## Data to use
== == ==

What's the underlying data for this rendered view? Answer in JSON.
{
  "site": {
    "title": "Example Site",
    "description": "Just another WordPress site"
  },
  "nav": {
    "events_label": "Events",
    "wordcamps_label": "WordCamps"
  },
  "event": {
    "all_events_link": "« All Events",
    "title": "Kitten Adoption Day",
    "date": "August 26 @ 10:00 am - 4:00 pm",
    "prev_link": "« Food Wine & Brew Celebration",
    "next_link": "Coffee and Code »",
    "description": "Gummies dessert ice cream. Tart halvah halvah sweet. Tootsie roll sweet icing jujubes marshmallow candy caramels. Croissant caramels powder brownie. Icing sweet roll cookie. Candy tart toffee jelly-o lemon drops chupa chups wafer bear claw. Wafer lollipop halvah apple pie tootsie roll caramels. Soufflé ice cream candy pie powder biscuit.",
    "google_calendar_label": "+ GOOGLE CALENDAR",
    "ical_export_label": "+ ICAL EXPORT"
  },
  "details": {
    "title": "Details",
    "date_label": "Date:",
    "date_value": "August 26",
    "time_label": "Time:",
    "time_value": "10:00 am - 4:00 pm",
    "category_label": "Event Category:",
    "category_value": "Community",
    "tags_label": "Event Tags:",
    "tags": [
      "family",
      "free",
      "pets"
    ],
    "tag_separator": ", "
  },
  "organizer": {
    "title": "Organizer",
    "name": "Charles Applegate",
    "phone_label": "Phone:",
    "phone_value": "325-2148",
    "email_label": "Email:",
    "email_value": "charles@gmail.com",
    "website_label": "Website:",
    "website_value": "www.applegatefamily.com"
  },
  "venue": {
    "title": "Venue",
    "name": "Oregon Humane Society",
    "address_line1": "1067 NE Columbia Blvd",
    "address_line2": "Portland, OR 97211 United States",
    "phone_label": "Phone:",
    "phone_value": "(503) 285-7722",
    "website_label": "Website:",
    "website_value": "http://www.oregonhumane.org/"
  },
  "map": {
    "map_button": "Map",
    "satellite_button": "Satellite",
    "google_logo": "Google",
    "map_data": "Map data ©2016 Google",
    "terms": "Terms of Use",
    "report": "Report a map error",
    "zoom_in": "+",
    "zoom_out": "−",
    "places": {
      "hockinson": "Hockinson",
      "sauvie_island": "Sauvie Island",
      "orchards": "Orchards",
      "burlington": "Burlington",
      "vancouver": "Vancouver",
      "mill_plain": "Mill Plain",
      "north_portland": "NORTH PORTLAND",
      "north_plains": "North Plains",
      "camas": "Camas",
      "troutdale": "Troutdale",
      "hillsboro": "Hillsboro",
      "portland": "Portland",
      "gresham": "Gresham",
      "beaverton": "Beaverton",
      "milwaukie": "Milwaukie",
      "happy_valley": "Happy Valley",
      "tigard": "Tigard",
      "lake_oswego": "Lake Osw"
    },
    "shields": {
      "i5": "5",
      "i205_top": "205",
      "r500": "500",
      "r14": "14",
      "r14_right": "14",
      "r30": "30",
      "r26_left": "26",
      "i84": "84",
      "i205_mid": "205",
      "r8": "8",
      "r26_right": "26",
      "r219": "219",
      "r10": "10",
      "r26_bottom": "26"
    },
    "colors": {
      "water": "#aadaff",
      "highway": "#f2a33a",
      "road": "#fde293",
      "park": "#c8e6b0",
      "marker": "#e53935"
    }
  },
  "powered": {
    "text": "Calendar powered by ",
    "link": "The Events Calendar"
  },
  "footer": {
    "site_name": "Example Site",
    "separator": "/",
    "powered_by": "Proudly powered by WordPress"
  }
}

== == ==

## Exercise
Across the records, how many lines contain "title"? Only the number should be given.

## Result below
5